The difference between the Philippines and Japanese defense treaties with the U.S. is that the U.S. has 50,000 military personnel stationed in Japan in addition to a forward naval operating base and several air bases scattered around Japan. In the case of the Philippines, there are none except for a small contingent of about 100 special operations personnel who are helping the Philippines in combating terrorists in Mindanao.
With the ascension of left-leaning Rodrigo Duterte to the presidency in 2016, the security situation in the Philippines changed with Duterte establishing close economic, political, defense relationships with China. Duterte had openly admitted that he is appeasing China because the Philippines doesn’t have any chance of winning a war against the Chinese Dragon. It is the same situation with Japan; however, the difference is that Uncle Sam has Japan’s back while Duterte has given Uncle Sam the middle finger and called Obama, “Son of a whore!”
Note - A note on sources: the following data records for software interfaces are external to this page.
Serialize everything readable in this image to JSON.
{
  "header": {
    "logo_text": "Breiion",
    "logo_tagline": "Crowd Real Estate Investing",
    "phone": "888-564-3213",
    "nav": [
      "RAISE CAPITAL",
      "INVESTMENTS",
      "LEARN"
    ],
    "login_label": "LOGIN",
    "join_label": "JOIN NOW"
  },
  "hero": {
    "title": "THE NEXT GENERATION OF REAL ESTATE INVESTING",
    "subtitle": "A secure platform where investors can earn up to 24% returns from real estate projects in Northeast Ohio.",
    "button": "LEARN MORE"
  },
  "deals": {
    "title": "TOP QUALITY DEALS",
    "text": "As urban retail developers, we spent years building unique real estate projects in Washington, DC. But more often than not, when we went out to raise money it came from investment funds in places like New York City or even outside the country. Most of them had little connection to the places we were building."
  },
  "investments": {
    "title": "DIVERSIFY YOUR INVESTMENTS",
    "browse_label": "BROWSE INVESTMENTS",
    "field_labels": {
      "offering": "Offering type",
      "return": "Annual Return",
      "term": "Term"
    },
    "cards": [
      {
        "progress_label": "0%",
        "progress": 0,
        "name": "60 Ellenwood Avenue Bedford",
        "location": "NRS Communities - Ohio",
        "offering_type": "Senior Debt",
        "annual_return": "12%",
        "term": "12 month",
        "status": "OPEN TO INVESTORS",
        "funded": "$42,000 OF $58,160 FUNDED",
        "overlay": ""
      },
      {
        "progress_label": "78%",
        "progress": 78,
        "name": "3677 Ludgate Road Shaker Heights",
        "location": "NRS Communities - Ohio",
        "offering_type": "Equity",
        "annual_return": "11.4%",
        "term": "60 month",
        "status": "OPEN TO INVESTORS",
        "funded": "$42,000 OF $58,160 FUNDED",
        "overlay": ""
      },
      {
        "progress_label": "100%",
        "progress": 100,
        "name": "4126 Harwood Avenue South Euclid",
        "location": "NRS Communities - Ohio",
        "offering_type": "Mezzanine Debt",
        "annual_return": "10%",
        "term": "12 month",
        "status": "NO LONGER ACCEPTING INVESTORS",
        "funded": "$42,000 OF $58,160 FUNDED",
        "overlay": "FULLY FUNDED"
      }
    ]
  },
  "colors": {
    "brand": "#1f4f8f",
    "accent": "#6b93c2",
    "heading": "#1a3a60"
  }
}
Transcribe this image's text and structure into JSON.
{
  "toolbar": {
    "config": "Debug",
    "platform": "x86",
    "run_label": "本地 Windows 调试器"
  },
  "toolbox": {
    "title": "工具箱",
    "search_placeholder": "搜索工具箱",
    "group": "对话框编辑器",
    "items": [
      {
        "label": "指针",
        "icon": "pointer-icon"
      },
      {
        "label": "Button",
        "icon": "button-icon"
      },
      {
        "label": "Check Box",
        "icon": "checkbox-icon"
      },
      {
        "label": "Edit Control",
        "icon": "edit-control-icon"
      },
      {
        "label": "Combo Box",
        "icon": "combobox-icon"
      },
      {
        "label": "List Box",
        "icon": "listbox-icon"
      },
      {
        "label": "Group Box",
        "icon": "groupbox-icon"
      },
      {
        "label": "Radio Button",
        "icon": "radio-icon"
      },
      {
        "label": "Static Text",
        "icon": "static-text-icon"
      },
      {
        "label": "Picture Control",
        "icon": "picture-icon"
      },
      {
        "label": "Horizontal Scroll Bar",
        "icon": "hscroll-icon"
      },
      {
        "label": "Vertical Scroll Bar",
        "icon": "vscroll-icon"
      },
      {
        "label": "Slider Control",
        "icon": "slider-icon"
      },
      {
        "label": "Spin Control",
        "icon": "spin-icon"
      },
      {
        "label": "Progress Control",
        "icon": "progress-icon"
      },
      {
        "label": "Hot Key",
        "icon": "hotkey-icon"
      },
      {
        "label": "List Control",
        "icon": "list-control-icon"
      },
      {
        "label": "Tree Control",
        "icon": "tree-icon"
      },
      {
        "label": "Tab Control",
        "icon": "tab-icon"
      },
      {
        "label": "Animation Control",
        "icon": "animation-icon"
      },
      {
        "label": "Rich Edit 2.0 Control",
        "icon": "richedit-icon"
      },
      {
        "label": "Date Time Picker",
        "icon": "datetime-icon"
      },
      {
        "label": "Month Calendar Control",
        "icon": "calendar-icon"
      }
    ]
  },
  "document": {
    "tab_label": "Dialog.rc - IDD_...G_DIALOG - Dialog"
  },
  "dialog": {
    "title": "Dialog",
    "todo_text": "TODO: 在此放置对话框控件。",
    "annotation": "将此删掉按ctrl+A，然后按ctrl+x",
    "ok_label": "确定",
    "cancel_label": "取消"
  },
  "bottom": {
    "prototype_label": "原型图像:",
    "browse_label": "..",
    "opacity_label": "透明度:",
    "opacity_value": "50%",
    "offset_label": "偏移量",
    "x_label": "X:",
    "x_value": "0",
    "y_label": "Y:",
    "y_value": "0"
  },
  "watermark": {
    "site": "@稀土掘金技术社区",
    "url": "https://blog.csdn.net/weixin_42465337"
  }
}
In the short time that Duterte has been playing ‘footsie” with the Chinese, openly admitting that he’ll never go to war against them, the Chinese Dragon is spreading its foothold into Philippine territories. In February 2016, the Philippines’ Bureau of Fisheries and Aquatic Resources (BFAR) reported that several Chinese ships were seen in the Benham Rise. The following July, China Daily published a report about China’s “secret undersea exploration” in the Benham Rise area. The report said that China discovered massive mineral deposits.
During a press conference last March 10, Chinese Foreign Ministry spokesperson Geng Shuang said that the Philippines can explore and develop the natural resources in Benham Rise as a sovereign right but she cannot take the region as her own territory.
The Philippine Department of Foreign Affairs (DFA) sought clarification on what Geng said. In response, the Chinese informed DFA that they recognize the Philippines’ sovereign rights and they are not disputing Benham Rise.”
Although China backed off, it’s a red flag about China’s ultimate goal. All we have to do is go back to Admiral Liu’s “naval strategy” that he laid out in 1982. “The PLA Navy must be ready to challenge US domination over the Western Pacific and the Indian Ocean in 2040,” he said. Well, he’s not too far behind in his timetable. With virtual control over the South China Sea, the Chinese Dragon is stealthily waving its way out of the First Island Chain into the Western Pacific and beyond.
Obama might have realized at the end of his presidency that appeasement or using “soft power” approach in dealing with the Chinese Dragon was a tactical mistake. Duterte is beginning to realize it too that appeasement is not going to work. He should take cue from U.S. President Donald Trump whose mantra, ”Peace through strength,” keeps the Chinese Dragon at bay. However, one should – nay, must! – be vigilant. As Sun Tzu wrote in his “The Art of War” 2,500 years ago, “In war, the way is to avoid what is strong and to strike at what is weak.” Appeasement is a sign of weakness and should be avoided at all cost. Yes, there is no substitute for strength.